What happened

Shares of several bank stocks struggled this week after the banks reported their third-quarter earnings results for the year.

As of market close Thursday, shares of the large Swiss bank Credit Suisse (CS) were down nearly 19% for the week, according to data provided by S&P Global Market Intelligence.

Meanwhile, shares of the Indiana-based Horizon Bancorp (HBNC 1.36%) traded 18.5% down, while shares of Dallas-based First Foundation (FFWM 1.17%) ended Thursday down 11.4%.

So what

Many banks have been reporting earnings over the last few weeks, but one of the bigger bank stories had to do with Credit Suisse, which, along with its earnings, provided investors with an update on its wide-scale restructuring plans.

Credit Suisse has really struggled in recent years as large scandals such as the bank's exposure to Archegos Capital and Greensill Capital have resulted in billions of losses and made investors question the bank's judgment. The bank currently trades at less than 23% of its tangible book value, or liquidation value, which is a rock-bottom price.

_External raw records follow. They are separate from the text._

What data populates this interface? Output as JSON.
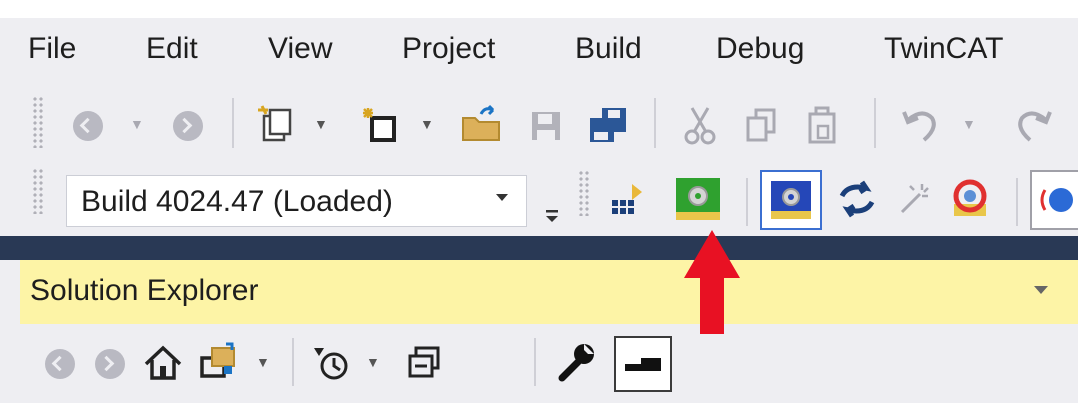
{
  "menu": {
    "items": [
      "File",
      "Edit",
      "View",
      "Project",
      "Build",
      "Debug",
      "TwinCAT"
    ]
  },
  "toolbar1": {
    "icons": [
      "navigate-back-icon",
      "dropdown-arrow-icon",
      "navigate-forward-icon",
      "new-project-icon",
      "add-item-icon",
      "open-folder-icon",
      "save-icon",
      "save-all-icon",
      "cut-icon",
      "copy-icon",
      "paste-icon",
      "undo-icon",
      "redo-icon"
    ]
  },
  "toolbar2": {
    "config_value": "Build 4024.47 (Loaded)",
    "icons": [
      "customize-icon",
      "add-target-icon",
      "activate-configuration-icon",
      "restart-twincat-config-icon",
      "reload-devices-icon",
      "scan-wand-icon",
      "toggle-free-run-icon"
    ]
  },
  "solution_explorer": {
    "title": "Solution Explorer",
    "icons": [
      "back-icon",
      "forward-icon",
      "home-icon",
      "switch-views-icon",
      "pending-changes-icon",
      "collapse-all-icon",
      "properties-wrench-icon",
      "preview-selected-icon"
    ]
  },
  "annotation": {
    "arrow_color": "#e81123"
  }
}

This morning, management, along with reporting a more than $4 billion loss in the third quarter, announced plans to radically restructure its investment bank. The markets business will be folded into the larger banking franchise and then the capital markets and advisory business will be put into its own unit called CS First Boston, which is the brand of a bank Credit Suisse acquired in 1990. Finally, there will be a capital release unit intended to help the bank exit certain businesses and significantly reduce exposure to securitized products.

Credit Suisse also plans to cut costs by about 15% between now and 2025 and raise $4 billion of fresh capital to help carry out the transformation, some of which will come from the Saudi National Bank.

Horizon reported diluted earnings per share of $0.55 on total revenue of more than $63.5 million, both numbers that missed earnings estimates. In the quarter, revenue from the bank's lending and securities business was not able to grow enough to offset higher funding costs, leading to margin compression. Expenses also rose in the quarter, although credit remained extraordinarily clean.

First Foundation, on the other hand, reported earnings that were in line with estimates, while revenue beat estimates. However, management is guiding for loan growth to be slower in the near term because the bank currently has more loans than deposits right now and deposits costs are likely to keep increasing given the high interest rate environment.

Now what

In general, I'm bullish on the banking sector long term. Banks are experiencing the fastest rising interest rate environment they've seen in quite a long time and have more capital and better liquidity than they have in the past.

There are near-term headwinds such as higher funding costs and deteriorating credit quality if we see a severe recession, but I think most banks are prepared to handle any coming storms in the future.

However, of this group, I'd stay away from Credit Suisse for the time being. It's trading at a beaten-down valuation so there could be upside if it executes this restructuring effort but there is a lot of work to do. I do not expect the market to be lenient if there are further hiccups and the capital raise is going to dilute existing shareholders.